Besides being sustainable to operate, the Airbitat DC Cooling System offers clear advantages that ultimately translate to significant cost savings for data centre operators:

  • Unparalleled cooling performance

Even in tropical climates that are challenging to cool due to high heat and high humidity levels, the Airbitat DC Cooling System can achieve unparalleled cooling performance, creating cold water at, or below wet bulb temperature[2] i.e. as low as 26°C. This is about 3 to 5 degrees lower than conventional evaporative cooling.

  • Agility to work under diverse conditions and requirements

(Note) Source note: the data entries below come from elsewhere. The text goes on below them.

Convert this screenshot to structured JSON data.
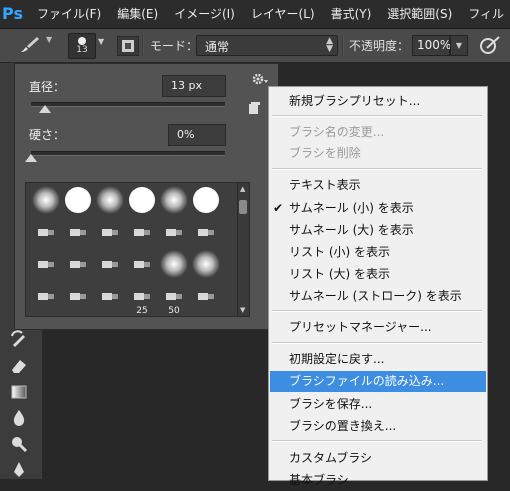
{
  "menubar": {
    "logo": "Ps",
    "items": [
      "ファイル(F)",
      "編集(E)",
      "イメージ(I)",
      "レイヤー(L)",
      "書式(Y)",
      "選択範囲(S)",
      "フィル"
    ]
  },
  "options": {
    "brush_size": "13",
    "mode_label": "モード：",
    "mode_value": "通常",
    "opacity_label": "不透明度：",
    "opacity_value": "100%"
  },
  "picker": {
    "size_label": "直径：",
    "size_value": "13 px",
    "size_fraction": 0.07,
    "hardness_label": "硬さ：",
    "hardness_value": "0%",
    "hardness_fraction": 0.0,
    "presets": [
      {
        "kind": "soft-round",
        "caption": ""
      },
      {
        "kind": "hard-round",
        "caption": ""
      },
      {
        "kind": "soft-round",
        "caption": ""
      },
      {
        "kind": "hard-round",
        "caption": ""
      },
      {
        "kind": "soft-round",
        "caption": ""
      },
      {
        "kind": "hard-round",
        "caption": ""
      },
      {
        "kind": "tip",
        "caption": ""
      },
      {
        "kind": "tip",
        "caption": ""
      },
      {
        "kind": "tip",
        "caption": ""
      },
      {
        "kind": "tip",
        "caption": ""
      },
      {
        "kind": "tip",
        "caption": ""
      },
      {
        "kind": "tip",
        "caption": ""
      },
      {
        "kind": "tip",
        "caption": ""
      },
      {
        "kind": "tip",
        "caption": ""
      },
      {
        "kind": "tip",
        "caption": ""
      },
      {
        "kind": "tip",
        "caption": ""
      },
      {
        "kind": "soft-round",
        "caption": ""
      },
      {
        "kind": "soft-round",
        "caption": ""
      },
      {
        "kind": "tip",
        "caption": ""
      },
      {
        "kind": "tip",
        "caption": ""
      },
      {
        "kind": "tip",
        "caption": ""
      },
      {
        "kind": "tip",
        "caption": "25"
      },
      {
        "kind": "tip",
        "caption": "50"
      },
      {
        "kind": "tip",
        "caption": ""
      }
    ]
  },
  "menu": {
    "items": [
      {
        "label": "新規ブラシプリセット...",
        "state": "normal"
      },
      {
        "label": "ブラシ名の変更...",
        "state": "disabled"
      },
      {
        "label": "ブラシを削除",
        "state": "disabled"
      },
      {
        "label": "テキスト表示",
        "state": "normal"
      },
      {
        "label": "サムネール (小) を表示",
        "state": "checked"
      },
      {
        "label": "サムネール (大) を表示",
        "state": "normal"
      },
      {
        "label": "リスト (小) を表示",
        "state": "normal"
      },
      {
        "label": "リスト (大) を表示",
        "state": "normal"
      },
      {
        "label": "サムネール (ストローク) を表示",
        "state": "normal"
      },
      {
        "label": "プリセットマネージャー...",
        "state": "normal"
      },
      {
        "label": "初期設定に戻す...",
        "state": "normal"
      },
      {
        "label": "ブラシファイルの読み込み...",
        "state": "highlighted"
      },
      {
        "label": "ブラシを保存...",
        "state": "normal"
      },
      {
        "label": "ブラシの置き換え...",
        "state": "normal"
      },
      {
        "label": "カスタムブラシ",
        "state": "normal"
      },
      {
        "label": "基本ブラシ",
        "state": "normal"
      }
    ],
    "check_mark": "✔"
  },
  "colors": {
    "highlight": "#3d8ee2",
    "ps_blue": "#31a8ff"
  }
}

While the Airbitat DC Cooling System is engineered to cool data centres effectively in all kinds of climate conditions, it achieves the highest electricity and water savings in hot and low-humidity conditions. It has smart controls that detect ambient psychrometric conditions and automatically adjusts its cooling modes in real-time for consistent energy-efficient cooling. Furthermore, its modular design and ability to scale accommodate different data centre cooling requirements, structural and layout constraints, making it easy to integrate into existing and new data centres.

The Airbitat DC Cooling System is an innovation by ST Engineering’s Urban Solutions team, which created the award-winning range of Airbitat coolers. Thanks to eight years of R&D on sustainable cooling technology as well as extensive engineering and field experience, the team was able to accelerate product development. In all, it took the team about 12 months from concept to system design, validation and testing to develop the Airbitat DC Cooling System.

Learn more about our Airbitat DC Cooling System.

[1] Based on electricity tariff rate of $0.299/kwh.  

[2] Wet bulb temperature is the lowest temperature to which air can be cooled by the evaporation of water into the air at a constant pressure.